[Records from a data collection]
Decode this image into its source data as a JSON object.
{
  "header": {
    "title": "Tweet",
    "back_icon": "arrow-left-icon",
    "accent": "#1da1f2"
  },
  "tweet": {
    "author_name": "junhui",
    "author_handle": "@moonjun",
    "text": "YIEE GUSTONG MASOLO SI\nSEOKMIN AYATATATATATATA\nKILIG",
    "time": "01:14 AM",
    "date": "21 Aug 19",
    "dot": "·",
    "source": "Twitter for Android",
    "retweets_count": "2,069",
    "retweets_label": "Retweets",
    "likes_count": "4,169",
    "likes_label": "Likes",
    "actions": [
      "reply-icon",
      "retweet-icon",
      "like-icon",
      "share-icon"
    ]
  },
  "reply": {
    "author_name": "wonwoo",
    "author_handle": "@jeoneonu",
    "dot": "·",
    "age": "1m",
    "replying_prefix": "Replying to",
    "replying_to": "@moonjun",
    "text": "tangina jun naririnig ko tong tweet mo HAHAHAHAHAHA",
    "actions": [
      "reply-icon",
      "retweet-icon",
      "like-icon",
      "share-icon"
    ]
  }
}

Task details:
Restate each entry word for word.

Answer to this task:
Decode this image into its source data as a JSON object.
{
  "header": {
    "title": "Tweet",
    "back_icon": "arrow-left-icon",
    "accent": "#1da1f2"
  },
  "tweet": {
    "author_name": "junhui",
    "author_handle": "@moonjun",
    "text": "YIEE GUSTONG MASOLO SI\nSEOKMIN AYATATATATATATA\nKILIG",
    "time": "01:14 AM",
    "date": "21 Aug 19",
    "dot": "·",
    "source": "Twitter for Android",
    "retweets_count": "2,069",
    "retweets_label": "Retweets",
    "likes_count": "4,169",
    "likes_label": "Likes",
    "actions": [
      "reply-icon",
      "retweet-icon",
      "like-icon",
      "share-icon"
    ]
  },
  "reply": {
    "author_name": "wonwoo",
    "author_handle": "@jeoneonu",
    "dot": "·",
    "age": "1m",
    "replying_prefix": "Replying to",
    "replying_to": "@moonjun",
    "text": "tangina jun naririnig ko tong tweet mo HAHAHAHAHAHA",
    "actions": [
      "reply-icon",
      "retweet-icon",
      "like-icon",
      "share-icon"
    ]
  }
}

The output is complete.